What is most damaging to Labour’s electoral prospects is the tribalism that is already evident in the leadership battle. What should be an exercise to find the best leader, one who can rehabilitate the party in the eyes of the electorate, will descend into a misguided ideological battle between the left and the centre with the result that a messy compromise will probably emerge that convinces nobody. Also, and I’m looking at certain well known Labour supporting newspapers here, snide ad hominem attacks on Ed Miliband will do nothing to undermine the Tory Party but will further damage the Labour Party that you all profess to support. There is, however, an important question that is not an attack on Ed, he was only the messenger and I don’t kill messengers. Who was responsible for that sophomoric PR stunt with the monolith? We all remember the famous Sheffield Moment of 1992, #EdStone could replace that as the byword for the exact point at which a campaign sinks below the waves.

As things stand it is hard to see how the Labour Party can hope to recover from this particular rout perhaps its time, like that of the old Liberal Party, has passed. It is customary to sneer at single issue parties such as the NHA Party but at least they stand for something, all the present Labour Party seems to stand for is a watered down version of the status quo.

Here we go yet again…

So, where will the latest iteration of my blog go?

The answer to that is nowhere in particular. I don’t want to focus on one or two issues and I don’t want to create a persistently contentious style.
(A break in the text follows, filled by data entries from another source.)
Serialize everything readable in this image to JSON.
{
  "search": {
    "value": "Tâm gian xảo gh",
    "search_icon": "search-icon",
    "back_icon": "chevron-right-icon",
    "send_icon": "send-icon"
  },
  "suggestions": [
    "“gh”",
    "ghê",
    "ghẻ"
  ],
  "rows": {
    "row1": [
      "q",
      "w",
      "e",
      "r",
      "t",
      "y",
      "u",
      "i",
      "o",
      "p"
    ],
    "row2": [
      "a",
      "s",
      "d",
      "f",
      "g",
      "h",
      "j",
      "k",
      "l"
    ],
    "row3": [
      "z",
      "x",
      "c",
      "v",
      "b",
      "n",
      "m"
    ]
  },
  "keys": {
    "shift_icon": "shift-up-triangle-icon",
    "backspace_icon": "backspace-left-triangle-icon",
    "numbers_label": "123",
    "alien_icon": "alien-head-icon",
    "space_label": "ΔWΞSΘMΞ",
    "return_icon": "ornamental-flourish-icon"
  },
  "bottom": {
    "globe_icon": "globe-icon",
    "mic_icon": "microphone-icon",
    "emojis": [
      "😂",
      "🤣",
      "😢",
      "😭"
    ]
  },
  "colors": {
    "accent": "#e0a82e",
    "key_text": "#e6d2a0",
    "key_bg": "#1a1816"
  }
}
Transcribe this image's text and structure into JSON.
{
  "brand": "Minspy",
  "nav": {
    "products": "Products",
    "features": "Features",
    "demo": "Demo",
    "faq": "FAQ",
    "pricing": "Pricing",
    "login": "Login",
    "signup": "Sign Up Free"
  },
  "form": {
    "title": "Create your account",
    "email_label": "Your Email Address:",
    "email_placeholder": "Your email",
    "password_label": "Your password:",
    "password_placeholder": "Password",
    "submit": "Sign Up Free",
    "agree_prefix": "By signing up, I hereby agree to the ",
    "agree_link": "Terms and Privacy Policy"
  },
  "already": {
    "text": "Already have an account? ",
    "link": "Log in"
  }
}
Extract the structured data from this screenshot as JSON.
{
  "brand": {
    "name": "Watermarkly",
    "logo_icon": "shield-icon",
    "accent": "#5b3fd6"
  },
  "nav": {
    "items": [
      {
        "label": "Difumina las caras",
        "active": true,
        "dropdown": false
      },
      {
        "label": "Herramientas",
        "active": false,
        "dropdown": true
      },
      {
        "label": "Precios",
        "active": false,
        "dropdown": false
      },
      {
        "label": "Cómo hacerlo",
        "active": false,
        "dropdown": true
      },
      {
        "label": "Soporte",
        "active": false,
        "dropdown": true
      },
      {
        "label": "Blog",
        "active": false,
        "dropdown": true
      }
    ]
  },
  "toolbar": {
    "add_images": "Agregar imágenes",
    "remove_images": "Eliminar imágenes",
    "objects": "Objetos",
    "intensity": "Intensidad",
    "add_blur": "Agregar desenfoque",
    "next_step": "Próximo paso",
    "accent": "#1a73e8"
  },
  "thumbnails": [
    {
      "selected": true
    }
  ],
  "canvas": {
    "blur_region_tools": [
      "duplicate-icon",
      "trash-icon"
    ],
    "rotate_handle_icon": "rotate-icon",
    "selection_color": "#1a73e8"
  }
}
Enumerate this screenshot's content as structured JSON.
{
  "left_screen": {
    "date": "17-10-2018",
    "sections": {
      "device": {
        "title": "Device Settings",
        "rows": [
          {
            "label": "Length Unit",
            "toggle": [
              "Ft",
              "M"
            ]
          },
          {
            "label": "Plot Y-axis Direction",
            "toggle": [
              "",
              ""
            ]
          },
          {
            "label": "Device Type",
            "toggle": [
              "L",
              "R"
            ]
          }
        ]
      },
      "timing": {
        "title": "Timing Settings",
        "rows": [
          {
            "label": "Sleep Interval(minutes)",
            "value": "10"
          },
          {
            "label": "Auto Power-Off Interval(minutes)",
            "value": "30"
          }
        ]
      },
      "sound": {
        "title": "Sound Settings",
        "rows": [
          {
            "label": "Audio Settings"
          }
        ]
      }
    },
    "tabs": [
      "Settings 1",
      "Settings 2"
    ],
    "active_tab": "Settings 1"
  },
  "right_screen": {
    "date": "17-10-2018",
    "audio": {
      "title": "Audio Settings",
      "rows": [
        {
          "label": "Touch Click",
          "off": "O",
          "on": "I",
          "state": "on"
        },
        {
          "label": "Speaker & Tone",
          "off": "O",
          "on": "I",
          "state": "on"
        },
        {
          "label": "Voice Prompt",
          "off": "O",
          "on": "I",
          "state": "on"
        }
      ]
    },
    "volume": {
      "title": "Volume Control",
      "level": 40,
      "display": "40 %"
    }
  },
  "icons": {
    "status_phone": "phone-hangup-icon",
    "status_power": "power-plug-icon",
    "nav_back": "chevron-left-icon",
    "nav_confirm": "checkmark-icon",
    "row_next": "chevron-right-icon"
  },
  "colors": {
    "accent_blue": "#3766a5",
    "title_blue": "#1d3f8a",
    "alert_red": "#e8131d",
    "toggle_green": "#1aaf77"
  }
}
I have a broad range of interests andĀ  I hope that my writing will reflect this. I will, of course, continue to address controversial matters as I’ve done in the past.

With the general election approaching politics will inevitably raise its head on these pages and for that I offer no apologies. Despite growing up in the Tory heartland of rural West Sussex, I’ve been a proud socialist since my early teens. On many occasions my convictions brought me into conflict with my grammar school headmaster and frequently brought some form of sanction but I never deviated from my beliefs.

I do, however, foresee a problem at the forthcoming election. Tony Blair recently suggested that Ed Milliband and the Labour Party had moved too far to the left to win, a claim that I find both ridiculous and baffling. The Labour Party needs to move to the left, to re-connect with the very people it was created to represent. As things stand this hollowed out husk of a political entity is utterly failing the most vulnerable people in society and so far I’ve seen little evidence that things will change for the better in the event of Labour forming a majority government in May. My problem, then, is whether or not I can in all conscience vote for a party that won’t commit to improving the lot of ordinary people. Particularly dispiriting has been the enthusiasm with which the Labour Party has embraced the “skivers versus strivers” rhetoric of the right wing parties.

Time will tell and I’ll be returning to this issue between now and the general election.